Goodbye Flash Player For Mobile

Adobe has announced that it will be discontinuing support of Flash Player for mobile.

In a statement posted on the official Adobe Blog by Danny Winokur, vice president and general manager of interactive development, Adobe conceded that HTML5 is "the best solution for creating and deploying content in the browser across mobile platforms."

Goodbye Flash Player For Mobile, for a while you were an extra competitive advantage of some mobile platforms (QNX, Android, WebOS, etc.) over others (Apple's iOS).

Feel free to leave comments and/or questions.

Google Voice UK Is Here!

I've just made my first Google Voice call from my web browser and called my parents in Italy.

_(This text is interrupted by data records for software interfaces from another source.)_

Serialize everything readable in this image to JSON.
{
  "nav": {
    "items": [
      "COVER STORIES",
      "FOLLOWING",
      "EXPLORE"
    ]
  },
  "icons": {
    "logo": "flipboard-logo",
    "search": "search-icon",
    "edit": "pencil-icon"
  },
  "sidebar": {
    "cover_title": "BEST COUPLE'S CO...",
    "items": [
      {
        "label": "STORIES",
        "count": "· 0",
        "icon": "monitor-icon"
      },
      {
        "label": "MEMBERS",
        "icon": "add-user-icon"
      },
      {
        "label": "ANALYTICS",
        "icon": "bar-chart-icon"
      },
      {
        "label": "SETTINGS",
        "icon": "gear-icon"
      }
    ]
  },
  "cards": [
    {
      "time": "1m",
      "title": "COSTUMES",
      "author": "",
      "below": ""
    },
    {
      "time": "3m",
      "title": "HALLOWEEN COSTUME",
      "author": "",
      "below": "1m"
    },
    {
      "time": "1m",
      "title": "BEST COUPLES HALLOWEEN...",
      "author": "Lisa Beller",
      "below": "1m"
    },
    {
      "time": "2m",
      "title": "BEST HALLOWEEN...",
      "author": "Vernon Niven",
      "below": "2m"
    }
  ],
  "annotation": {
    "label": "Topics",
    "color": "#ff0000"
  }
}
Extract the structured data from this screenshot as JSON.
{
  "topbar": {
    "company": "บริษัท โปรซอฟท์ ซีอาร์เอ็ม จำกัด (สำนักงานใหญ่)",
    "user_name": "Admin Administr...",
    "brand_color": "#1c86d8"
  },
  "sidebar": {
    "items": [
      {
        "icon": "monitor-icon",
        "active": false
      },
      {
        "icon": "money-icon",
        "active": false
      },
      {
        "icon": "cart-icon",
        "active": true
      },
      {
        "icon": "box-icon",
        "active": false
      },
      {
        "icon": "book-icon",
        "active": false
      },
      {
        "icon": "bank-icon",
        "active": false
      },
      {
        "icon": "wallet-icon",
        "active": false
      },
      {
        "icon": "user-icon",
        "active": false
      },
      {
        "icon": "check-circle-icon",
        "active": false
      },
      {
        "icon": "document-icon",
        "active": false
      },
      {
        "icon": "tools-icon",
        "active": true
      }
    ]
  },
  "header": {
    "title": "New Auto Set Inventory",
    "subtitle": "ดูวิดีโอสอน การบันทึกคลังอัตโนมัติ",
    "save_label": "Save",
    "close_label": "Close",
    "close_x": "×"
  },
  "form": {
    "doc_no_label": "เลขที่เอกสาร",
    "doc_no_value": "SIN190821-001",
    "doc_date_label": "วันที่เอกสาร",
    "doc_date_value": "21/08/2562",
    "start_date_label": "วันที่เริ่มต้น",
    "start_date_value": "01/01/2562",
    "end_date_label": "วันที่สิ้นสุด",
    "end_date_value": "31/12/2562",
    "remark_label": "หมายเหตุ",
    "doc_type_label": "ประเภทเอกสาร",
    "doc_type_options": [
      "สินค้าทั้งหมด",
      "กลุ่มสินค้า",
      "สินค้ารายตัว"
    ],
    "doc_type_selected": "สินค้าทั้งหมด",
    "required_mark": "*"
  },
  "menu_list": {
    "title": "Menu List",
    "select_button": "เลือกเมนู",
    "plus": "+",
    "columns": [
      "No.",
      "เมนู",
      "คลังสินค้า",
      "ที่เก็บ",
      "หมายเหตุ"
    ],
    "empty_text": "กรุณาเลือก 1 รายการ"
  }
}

Call quality was good, there seemed to be no latency.

In GMail, in the Chat section down the left hand side of the screen, a "Call Phone" option appeared today.

When clicked, the option gave me a chat pop up with a different interface from the usual one.
I used my trial credit ($0.10) and tried a couple of test calls from here in the UK to Germany and Italy. Both times call quality was good and there was no latency.

I also topped up my account with £10 pounds credit through Google Checkout. Easy Peasy.

I'm happy Google Voice has finally arrived in the UK. This will shake up the VOIP market more than the Tesco Internet Phone service did a few years ago... How long before I'll be able to use full Google Voice on my Android phone like my friends in the USA do?

Tweaking Chrome in Ubuntu

There are a couple of tweaks I usually carry out on a fresh Ubuntu install and always forget about until the next install. I'm blogging about these tweaks as a way to make it easy on myself (and others) in the event of  a new Ubuntu install.

Tweak 1: Optimise Screen Real Estate By Hiding System Title Bar

One of the great things about the Google Chrome web browser is how it often maximises the use of screen real estate. Tabs use the space usually occupied by system title bars leaving more space for what it does best: web browsing. 

In Ubuntu the default setting is to have your system title bar visible. I prefer to have it hidden. Here's how to hide the system title bar in two easy steps:

  • Click on the spanner icon at the top right of your chrome window next to the address bar in Chrome (as in the image above). Select Preferences and a new, smaller window should open (as in the image below).
  • In the "Personal Stuff" tab in Google Chrome Preferences window, at the bottom select "Hide system title bar and use compact borders". Close your window and "Bingo Bango Bongo!" you've gained a few pixels for web browsing.
Tweak 2: Enable Backspace As Back/Forward

One of the things many Windows users have come to expect when web browsing is that the backspace button on the keyboard is a shortcut for going back a page in a web browser. Ubuntu has similar keyboard shortcuts which are "Alt + Left Arrow Key" (back) and "Alt + Right Arrow Key" (forward).

If you are uncomfortable with changing your evil brainwashed Windows ways, here's the easy way to enable the backspace key as a keyboard shortcut in Chrome: it's a Google Chrome Extension!

Backspace As Back/Forward for Linux by is an extension that does what it says on the extension webpage (because these things don't come in tins...). Click on the link at the beginning of this paragraph to get the extension.

After having done that, you should be back to your evil brainwashed ways in no time at all.

Please feel free to leave comments and/or questions below.